#### [Task statement]
Take the entries below and write them out exactly, with each picture removed.

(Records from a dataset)
###
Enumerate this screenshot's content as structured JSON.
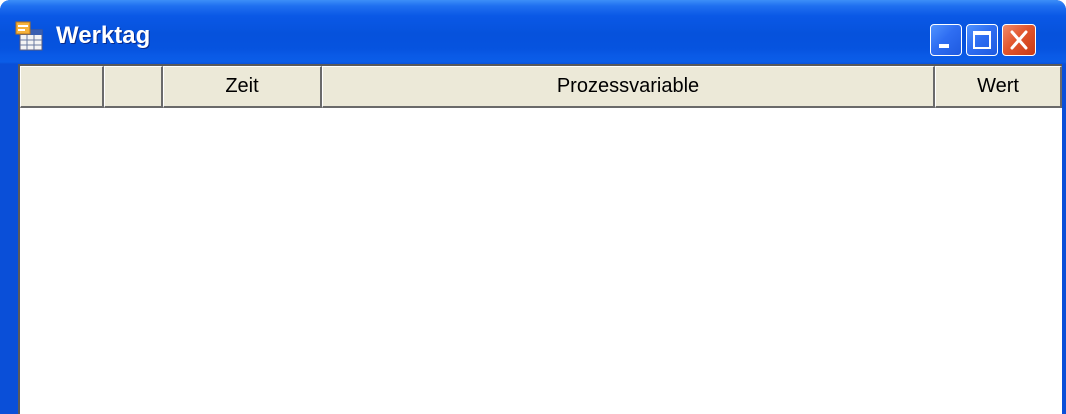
{
  "window": {
    "title": "Werktag",
    "icon": "table-app-icon",
    "controls": {
      "minimize_icon": "minimize-icon",
      "maximize_icon": "maximize-icon",
      "close_icon": "close-icon"
    }
  },
  "table": {
    "columns": [
      {
        "key": "col1",
        "label": ""
      },
      {
        "key": "col2",
        "label": ""
      },
      {
        "key": "zeit",
        "label": "Zeit"
      },
      {
        "key": "prozessvariable",
        "label": "Prozessvariable"
      },
      {
        "key": "wert",
        "label": "Wert"
      }
    ],
    "rows": []
  },
  "colors": {
    "titlebar": "#0652dc",
    "header_bg": "#ece9d8",
    "close_button": "#e2562e"
  }
}
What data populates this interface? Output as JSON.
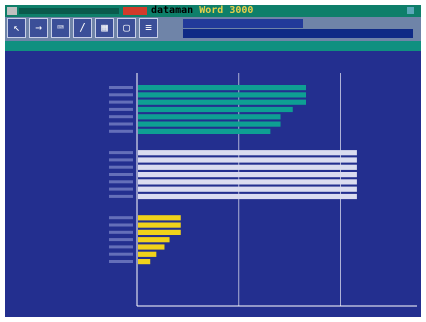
{
  "app": {
    "title_word_1": "dataman",
    "title_word_2": "Word",
    "title_word_3": "3000",
    "colors": {
      "desktop": "#232f8f",
      "titlebar": "#0e7f6a",
      "toolbar": "#6f84a8",
      "accent_red": "#d23b2a"
    }
  },
  "toolbar": {
    "buttons": [
      {
        "icon": "cursor-icon"
      },
      {
        "icon": "arrow-icon"
      },
      {
        "icon": "edit-icon"
      },
      {
        "icon": "pencil-icon"
      },
      {
        "icon": "grid-icon"
      },
      {
        "icon": "select-icon"
      },
      {
        "icon": "options-icon"
      }
    ]
  },
  "chart_data": {
    "type": "bar",
    "orientation": "horizontal",
    "groups": [
      {
        "name": "1 ----",
        "color": "#0e9f93",
        "values": [
          1650,
          1650,
          1650,
          1520,
          1400,
          1400,
          1300
        ]
      },
      {
        "name": "2 ----",
        "color": "#dadcf0",
        "values": [
          2150,
          2150,
          2150,
          2150,
          2150,
          2150,
          2150
        ]
      },
      {
        "name": "3 ------ 1",
        "color": "#f0d21a",
        "values": [
          420,
          420,
          420,
          310,
          260,
          180,
          120
        ]
      }
    ],
    "xlim": [
      0,
      2750
    ],
    "grid": true,
    "colors": {
      "gridline": "#ffffff",
      "axis": "#ffffff"
    }
  }
}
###
#### [Expected output]
Enumerate this screenshot's content as structured JSON.
{
  "window": {
    "title": "Werktag",
    "icon": "table-app-icon",
    "controls": {
      "minimize_icon": "minimize-icon",
      "maximize_icon": "maximize-icon",
      "close_icon": "close-icon"
    }
  },
  "table": {
    "columns": [
      {
        "key": "col1",
        "label": ""
      },
      {
        "key": "col2",
        "label": ""
      },
      {
        "key": "zeit",
        "label": "Zeit"
      },
      {
        "key": "prozessvariable",
        "label": "Prozessvariable"
      },
      {
        "key": "wert",
        "label": "Wert"
      }
    ],
    "rows": []
  },
  "colors": {
    "titlebar": "#0652dc",
    "header_bg": "#ece9d8",
    "close_button": "#e2562e"
  }
}
What data populates this interface? Output as JSON.
{
  "app": {
    "title_word_1": "dataman",
    "title_word_2": "Word",
    "title_word_3": "3000",
    "colors": {
      "desktop": "#232f8f",
      "titlebar": "#0e7f6a",
      "toolbar": "#6f84a8",
      "accent_red": "#d23b2a"
    }
  },
  "toolbar": {
    "buttons": [
      {
        "icon": "cursor-icon"
      },
      {
        "icon": "arrow-icon"
      },
      {
        "icon": "edit-icon"
      },
      {
        "icon": "pencil-icon"
      },
      {
        "icon": "grid-icon"
      },
      {
        "icon": "select-icon"
      },
      {
        "icon": "options-icon"
      }
    ]
  },
  "chart_data": {
    "type": "bar",
    "orientation": "horizontal",
    "groups": [
      {
        "name": "1 ----",
        "color": "#0e9f93",
        "values": [
          1650,
          1650,
          1650,
          1520,
          1400,
          1400,
          1300
        ]
      },
      {
        "name": "2 ----",
        "color": "#dadcf0",
        "values": [
          2150,
          2150,
          2150,
          2150,
          2150,
          2150,
          2150
        ]
      },
      {
        "name": "3 ------ 1",
        "color": "#f0d21a",
        "values": [
          420,
          420,
          420,
          310,
          260,
          180,
          120
        ]
      }
    ],
    "xlim": [
      0,
      2750
    ],
    "grid": true,
    "colors": {
      "gridline": "#ffffff",
      "axis": "#ffffff"
    }
  }
}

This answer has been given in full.